de Jong, F. (2017, September 07). Which city has the most protests? The Guardian. https://www.theguardian.com/cities/2017/sep/07/which-city-most-protests-hong-kong-trump
Hensby, A. (2015). Networks of non-participation: Comparing ‘supportive’, ‘unsupportive’ and ‘undecided’ non-participants in the UK student protests against fees and cuts. Sociology, 51(5), 957-974. https://doi.org/10.1177/0038038515608113
Hui, M. (2019, November 11). The Hong Kong protests are the most live-streamed protests ever. Quartz. https://qz.com/1737197/hong-kong-protests-are-most-live-streamed-ever/
Ku, A. (2020). New forms of youth activism – Hong Kong’s Anti-Extradition Bill movement in the local-national-global nexus. Space and Polity, 24(1), 111-117. https://doi.org/10.1080/13562576.2020.1732201
Lau, C., & Choy, G. (2019, October 30). Hong Kong university chiefs caught in crossfire as protest tensions risk turning campuses into political battlefields. South China Morning Post. https://www.scmp.com/news/hong-kong/politics/article/3035628/hong-kong-university-chiefs-caught-crossfire-protest
Lee, F. L. F., Tang, G., Yuen, S., & Cheng, E. W. C. (2019). Onsite survey findings in Hong Kong’s Anti-Extradition Bill protests : Research Report. Centre for Communication and Public Opinion Survey at The Chinese University of Hong Kong. http://www.com.cuhk.edu.hk/ccpos/en/pdf/ENG_antielab%20survey%20public%20report%20vf.pdf
Miranda, D., Castillo, J. C., & Sandoval-Hernandez, A. (2020). Young citizens participation: Empirical testing of a conceptual model. Youth & Society, 52(2), 251-271. https://doi.org/10.1177/0044118×17741024

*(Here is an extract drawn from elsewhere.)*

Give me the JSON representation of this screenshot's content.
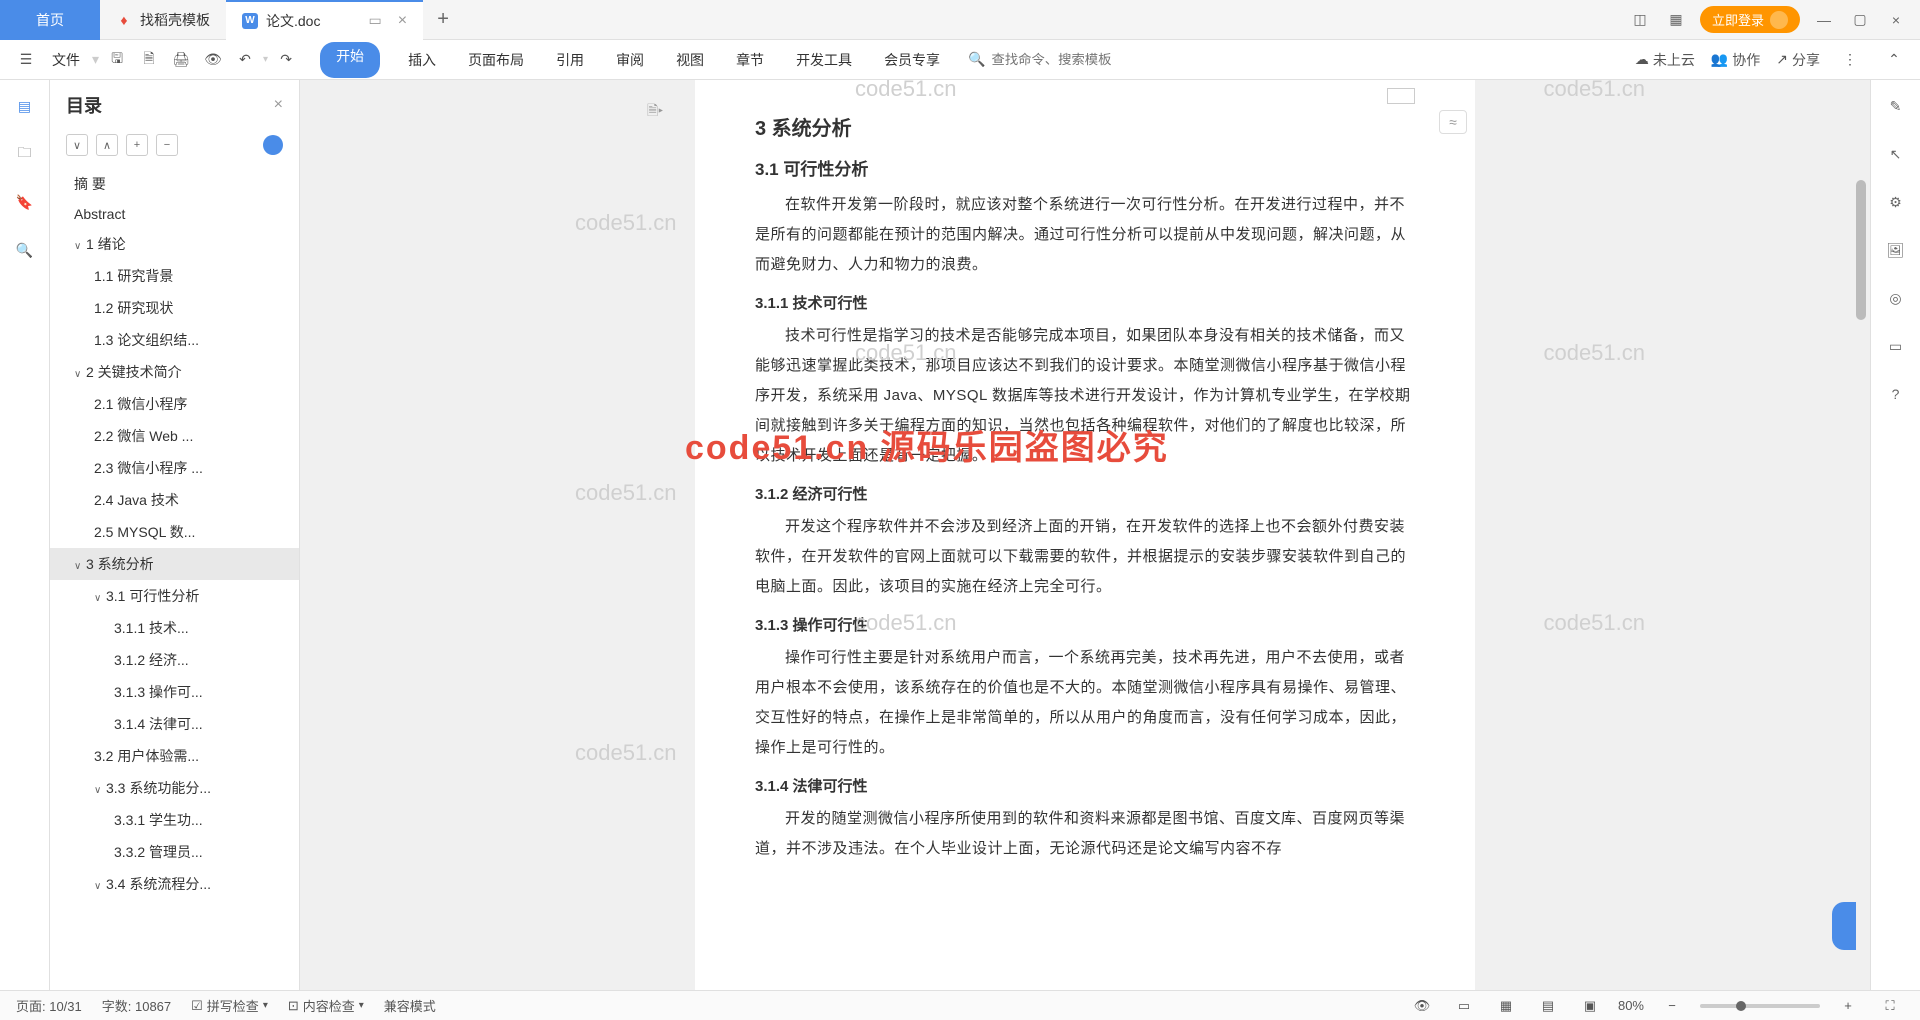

The research discussed in this blog was funded by the special round of the Public Policy Research Funding Scheme from the Policy Innovation and Co-ordination Office of the Hong Kong Special Administrative Region Government (Project Number: SR2020.A8.006) and by the Research Grants Council of the Hong Kong Special Administrative Region under its Theme-based Research Scheme (Project Number: T44-707/16-N).